Submitted by Rich Brinkley & Tom Nitza
It has been awhile since a post on the boxcar was sent. In that time many small parts have been sand blasted, primed, and painted. On Friday, Tom and I got serious with the project again with some more deconstruction, but most important, some drilling and fitting of the top sill beam and the installation (temporary at this point) of one new vertical post. It would have been two, but we had a technical problem with the router that requires acquisition of a new part. We hope to get the second post fitted and perhaps a diagonal or two on Thursday. These beams and posts require a lot of measuring, drilling, and fitting because there are also vertical and diagonal rods that run through from the top to the bottom sill beams (some of them also pass through vertical and diagonal posts) which, when tightened, lock everything together as a unit. Slowly progress is being made.
Plymouth & 1231 Update
The main thrust of this week’s project was to replace the engineer’s window. Work began on Monday by removing the old window and prepping the opening. There was some rust damage and some areas where welds had come loose. By the end of the day a lot of this work had been completed. On Tuesday some final welding was done and the area was primed and painted. The window installation couldn’t begin until the paint dried so we turned our attention to the engines.
With the engines running we used a laser heat sensor to take some readings and concluded that either the water temperature gauge or sending unit were defective causing a low reading. This unit will have to be replaced later. We also discovered that when the throttle was advanced the #1 engine sped up but the #2 engine stayed at idle. The throttle linkage is mechanical and we’ve had to adjust it before to synchronize the engines. We needed to add water to the #2 engine but didn’t see any visible leak, however we did smell anti freeze. I took an oil sample to have it analyzed and we hope there’s no coolant in the oil. The locomotive was left outside because on Wednesday Fruchey needed access in the building to raise the 765 in order to reinstall the trailing truck.

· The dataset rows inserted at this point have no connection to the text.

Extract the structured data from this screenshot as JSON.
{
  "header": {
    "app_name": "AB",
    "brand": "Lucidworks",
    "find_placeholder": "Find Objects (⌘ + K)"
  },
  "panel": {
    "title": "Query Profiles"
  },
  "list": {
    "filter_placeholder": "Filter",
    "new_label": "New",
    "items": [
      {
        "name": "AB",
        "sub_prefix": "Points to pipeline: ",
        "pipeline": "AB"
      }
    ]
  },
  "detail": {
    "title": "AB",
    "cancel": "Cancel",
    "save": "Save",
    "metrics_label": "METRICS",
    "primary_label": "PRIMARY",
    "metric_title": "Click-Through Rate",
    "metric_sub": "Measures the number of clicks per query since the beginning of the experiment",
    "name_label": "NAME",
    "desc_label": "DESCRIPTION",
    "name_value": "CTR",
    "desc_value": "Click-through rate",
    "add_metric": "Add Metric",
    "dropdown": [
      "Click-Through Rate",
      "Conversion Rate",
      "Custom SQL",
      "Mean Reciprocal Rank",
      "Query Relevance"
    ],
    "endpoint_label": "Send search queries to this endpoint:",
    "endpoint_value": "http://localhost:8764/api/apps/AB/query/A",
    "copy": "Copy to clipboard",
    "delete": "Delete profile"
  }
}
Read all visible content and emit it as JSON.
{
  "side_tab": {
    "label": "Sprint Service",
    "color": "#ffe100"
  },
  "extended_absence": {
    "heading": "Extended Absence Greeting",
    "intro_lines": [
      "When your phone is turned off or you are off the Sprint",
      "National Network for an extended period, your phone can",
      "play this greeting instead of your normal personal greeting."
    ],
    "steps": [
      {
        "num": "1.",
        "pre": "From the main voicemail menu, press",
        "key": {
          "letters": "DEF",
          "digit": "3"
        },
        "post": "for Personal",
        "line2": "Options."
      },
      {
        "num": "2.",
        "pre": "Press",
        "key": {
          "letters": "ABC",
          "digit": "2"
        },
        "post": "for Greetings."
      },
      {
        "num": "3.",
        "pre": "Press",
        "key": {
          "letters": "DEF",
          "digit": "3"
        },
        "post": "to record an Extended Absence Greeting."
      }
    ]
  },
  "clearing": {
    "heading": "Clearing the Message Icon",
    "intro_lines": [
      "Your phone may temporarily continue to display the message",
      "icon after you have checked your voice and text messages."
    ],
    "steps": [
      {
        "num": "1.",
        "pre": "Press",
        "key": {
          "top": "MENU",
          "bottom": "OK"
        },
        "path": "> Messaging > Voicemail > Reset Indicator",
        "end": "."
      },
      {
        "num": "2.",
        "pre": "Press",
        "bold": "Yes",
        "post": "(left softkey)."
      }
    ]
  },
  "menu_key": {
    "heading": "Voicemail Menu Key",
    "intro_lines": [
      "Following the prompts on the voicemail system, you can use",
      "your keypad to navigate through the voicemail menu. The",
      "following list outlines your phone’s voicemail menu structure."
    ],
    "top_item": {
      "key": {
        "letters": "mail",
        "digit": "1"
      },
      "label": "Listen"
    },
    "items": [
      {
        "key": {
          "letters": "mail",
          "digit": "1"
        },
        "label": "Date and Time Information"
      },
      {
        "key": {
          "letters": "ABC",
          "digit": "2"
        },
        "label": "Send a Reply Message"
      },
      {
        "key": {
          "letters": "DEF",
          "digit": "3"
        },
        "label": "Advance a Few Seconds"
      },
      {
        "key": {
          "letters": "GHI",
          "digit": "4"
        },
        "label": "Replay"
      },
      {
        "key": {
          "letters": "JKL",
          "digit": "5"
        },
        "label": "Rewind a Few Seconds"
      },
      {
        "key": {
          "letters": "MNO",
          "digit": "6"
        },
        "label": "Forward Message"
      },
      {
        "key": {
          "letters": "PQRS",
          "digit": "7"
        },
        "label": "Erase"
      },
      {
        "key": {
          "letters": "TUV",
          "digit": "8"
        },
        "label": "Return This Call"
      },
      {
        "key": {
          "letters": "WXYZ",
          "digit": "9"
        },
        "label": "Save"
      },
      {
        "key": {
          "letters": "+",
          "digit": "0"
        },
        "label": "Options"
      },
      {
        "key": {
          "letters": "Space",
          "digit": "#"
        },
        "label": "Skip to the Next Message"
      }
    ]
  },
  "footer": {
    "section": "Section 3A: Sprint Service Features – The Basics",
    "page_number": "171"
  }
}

Since it didn’t rain on Wednesday the new window was installed with the locomotive outside. The rubber gasket was installed and then measurements were taken for the two pieces of glass. While waiting for O’Neils Glass to cut them to size, time was spent watching the 765 trailing truck operation. After lunch work resumed, the fixed glass was installed, then the sliding window tracks, and then the sliding glass. Finally some rubber strips were installed to lock everything in place.
While all this was going on we had a discussion about the engineer’s seat. Everyone agrees that the metal folding chair just isn’t working, and it certainly doesn’t look “railroady.” Rich volunteered to build a prototype and see how it would work. He came up with a rotating stool that mounts to the wall. After test driving it he took it home to do final assembly, painting and upholstery.
On Thursday we decided to take a look at the compressors. Both air filters were in good condition as was the oil in the #1 compressor. However, the oil in the #2 compressor looked like it should be changed so we drained it. The drain plug is about 6 inches away from the cab wall and difficult to loosen and remove. However we prevailed. Unfortunately not all of the oil made it into the funnel we put in place and thus rather than being directed to our pan it made its way to the floor and created an oil spill. It was decided that putting in a pipe with a shut off valve to direct the oil to a more accessible place would make future oil drains much easier. However, that attempt proved futile and we’ll have to wait until the locomotive is over the pit to complete that project.
With time remaining on Thursday it was decided to cut out the rusted through area on the engineer’s cab wall. While John was busy doing that a photographer from the Journal Gazette showed up, took his photo, and that photo was run in the next day’s newspaper. With the rusted area cut out we couldn’t help but notice the rusted out portion of the raised
platform for the engineer’s seat. A quick trip to Metal Supermarket provided a piece of 10 gauge steel bent in a 90 degree shape to repair the area. Once that repair was completed a new cab piece was formed and welded in place. It took some doing the get the contour correct since the cab side bows out at the bottom. Some welding, heating
and beating got everything lined up.
The balance of the week was spent replacing a section of cab floor that had rotted, applying some caulking to the corners of the new window gaskets, and generally cleaning up. The final touch was to clean all of the windows, something we hadn’t done since we obtained the locomotive.
No work next weekend. After that I’ll publish a schedule of work activities. At some point we’ll have to start on items that need to be completed before the open house such as an oil change on 1231 and some caboose brake work.
Special thanks this week to Rich Brinkley, John Jaress, Carl Lyvers and Dave Cox for their efforts. Although the diesel fleet isn’t high profile, it does provide the Society with dependable income. Please thank them for their continued efforts.
ONeil’s Glass did charge us for the window components but provided us with much needed installation assistance and special tools. Blackstone Labs continues to supply the Society with oil analysis free of charge. This has proven to be very valuable for not only our diesel fleet but also for the 765.
The wabash caboose work continues Contact DJ to get in on the email chain for that project at email@example.com.
Work on the box car continues in the following weeks. Contact Rich Brinkley to get in on the email chain for that project at Brinkley@fwrhs.org.
358 is ready for electrical and plumbing work. Contact WD Miller to get in on the email chain for Project 358 at firstname.lastname@example.org
534 work continues every weekend. Contact Jerrad Bennet for information on that project at email@example.com.